Pike County's Lincoln

Pike County's Lincoln (HM1B04)

Location: Pittsfield, IL 62363 Pike County
Buy Illinois State flags at Flagstore.com!
Country: United States of America
Buy United States of America flags at Flagstore.com!

N 39° 36.415', W 90° 48.352'

  • 0 check ins
  • 0 favorites
Abraham Lincoln was a frequent visitor to Pike County.
He left his judicial circuit and crossed the Illinois River to practice law with many of Pike County's leading attorneys, forming close associations with prominent Whig and Republican Party members from the county. He enjoyed close personal friendships with many Pike County residents. Lincoln campaigned often in the county, including a notable rally with U.S. Senator Lyman Trumball in the 1856 presidential and congressional campaign. He served in the Illinois State Legislature with William Ross and William Grimshaw. His friend Oziah Hatch was Illinois Secretary of State, and Alexander Starne was Illinois State Treasurer. Nowhere was Lincoln's relationships more personal and enjoyable than in Pike County. Among his old friends were Abraham Scholl, who fought in the Indian Wars in Kentucky with the Lincolns, the Shastid Family, Milton Hay, Daniel Gilmer, Reuben Scanland, Aaron tyler, and Charles Philbrick, Lincoln's third private secretary. Lincoln's spirit has become a visible part of Pike County: many homes and buildings associated with his visits still survive and have been marked for the Lincoln tourist.
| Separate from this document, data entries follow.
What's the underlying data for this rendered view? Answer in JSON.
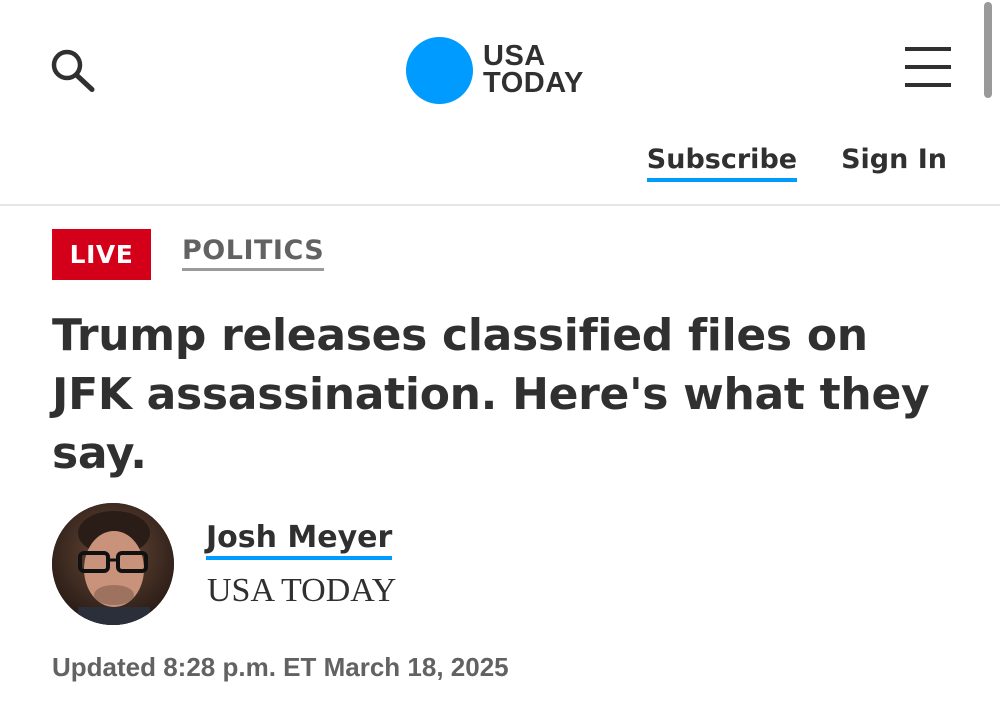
{
  "header": {
    "search_icon": "search-icon",
    "menu_icon": "hamburger-menu-icon",
    "logo": {
      "line1": "USA",
      "line2": "TODAY",
      "dot_color": "#009bff"
    },
    "subscribe_label": "Subscribe",
    "sign_in_label": "Sign In"
  },
  "article": {
    "live_label": "LIVE",
    "section_label": "POLITICS",
    "headline": "Trump releases classified files on JFK assassination. Here's what they say.",
    "author": {
      "name": "Josh Meyer",
      "organization": "USA TODAY"
    },
    "updated": "Updated 8:28 p.m. ET March 18, 2025"
  },
  "colors": {
    "accent": "#009bff",
    "live": "#d4001a",
    "text": "#303030",
    "muted": "#626262"
  }
}
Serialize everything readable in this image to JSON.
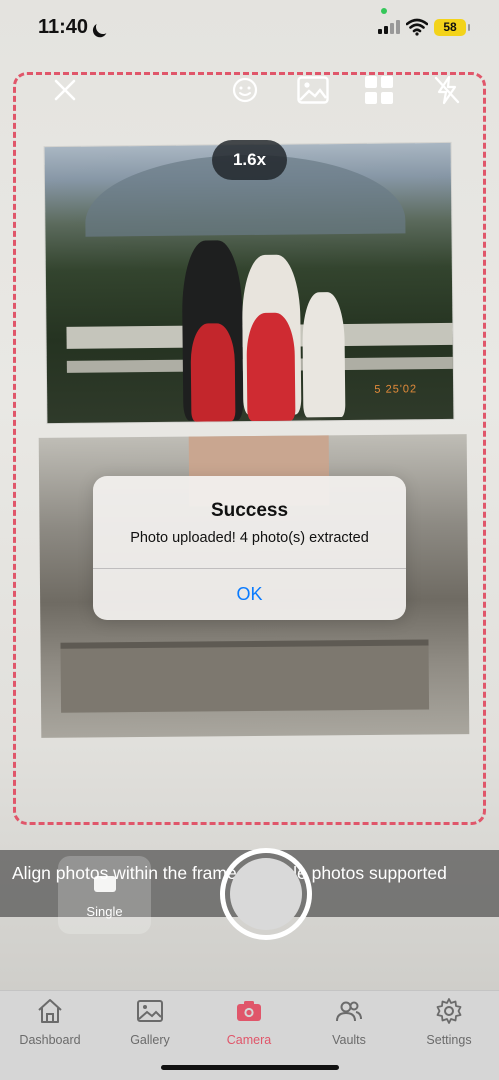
{
  "status_bar": {
    "time": "11:40",
    "battery": "58"
  },
  "camera": {
    "zoom": "1.6x",
    "photo_date_stamp": "5 25'02"
  },
  "alert": {
    "title": "Success",
    "message": "Photo uploaded! 4 photo(s) extracted",
    "ok_label": "OK"
  },
  "hint": {
    "text": "Align photos within the frame. Multiple photos supported"
  },
  "mode_button": {
    "label": "Single"
  },
  "tabs": [
    {
      "label": "Dashboard",
      "icon": "home-icon"
    },
    {
      "label": "Gallery",
      "icon": "image-icon"
    },
    {
      "label": "Camera",
      "icon": "camera-icon"
    },
    {
      "label": "Vaults",
      "icon": "users-icon"
    },
    {
      "label": "Settings",
      "icon": "gear-icon"
    }
  ],
  "colors": {
    "accent": "#e0566a",
    "alert_button": "#0a7bff",
    "battery": "#f3d31a"
  }
}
(Upper Photograph Caption)
John Nicolay and John Hay, who had met and spent much of their boyhood in Pittsfield, were photographed with President Lincoln at Gardner's Gallery in Washington, D.C. on November 8, 1863. John Hay wrote in his diary,
"Nico and I immortalized ourselves by having ourselves done in a group with the Prest." Lincoln chose these two men who had lived in Pittsfield to be his private secretaries when he was elected president. In January 1861, a Pike County Republican article stated: "Mr. Lincoln has paid a decided compliment to Pike County, as Mr. Nicolay's home is here, and Mr. Hay gained citizenship by attending school here for a long time."

Plans for this courthouse where Abraham Lincoln appeared before the bar were accepted by the Pike County Board of Supervision on February 5, 1836. The courthouse was finished in 1839 at a cost of $15,000.00. Lincoln worked thirty-four cases between 1839 and 1852 in this courthouse. Six lawyers who tried cases in the old Pike County courthouses became U.S. Senators: Stephen A. Douglas, Orville Hickman Browning, Richard Yates, and William A. Richardson from Illinois; Edward D. Baker from Oregon; and James McDougall from California. On October 1, 1858, Abraham Lincoln gave a two hour speech on the courthouse square. A large crowd gathered to hear him oppose Stephen A. Douglas for the U.S. Senate. Although they did not debate in Pittsfield together, Douglas himself spoke on the courthouse square nearly two months earlier.
HM NumberHM1B04
Series This marker is part of the Illinois: Looking for Lincoln series
Year Placed2009
Placed ByLooking for Lincoln Heritage Coalition
Marker ConditionNo reports yet
Date Added Wednesday, October 22nd, 2014 at 10:04pm PDT -07:00
Sorry, but we don't have a picture of this historical marker yet. If you have a picture, please share it with us. It's simple to do. 1) Become a member. 2) Adopt this historical marker listing. 3) Upload the picture.
Locationbig map
UTM (WGS84 Datum)15S E 688368 N 4386430
Decimal Degrees39.60691667, -90.80586667
Degrees and Decimal MinutesN 39° 36.415', W 90° 48.352'
Degrees, Minutes and Seconds39° 36' 24.90" N, 90° 48' 21.12" W
Driving DirectionsGoogle Maps
Area Code(s)217
Closest Postal AddressAt or near 100-150 E Washington St, Pittsfield IL 62363, US
Alternative Maps Google Maps, MapQuest, Bing Maps, Yahoo Maps, MSR Maps, OpenCycleMap, MyTopo Maps, OpenStreetMap

Is this marker missing? Are the coordinates wrong? Do you have additional information that you would like to share with us? If so, check in.

Check Ins  check in   |    all

Have you seen this marker? If so, check in and tell us about it.

Comments 0 comments

Maintenance Issues
  1. What historical period does the marker represent?
  2. What historical place does the marker represent?
  3. What type of marker is it?
  4. What class is the marker?
  5. What style is the marker?
  6. Does the marker have a number?
  7. This marker needs at least one picture.
  8. Can this marker be seen from the road?
  9. Is the marker in the median?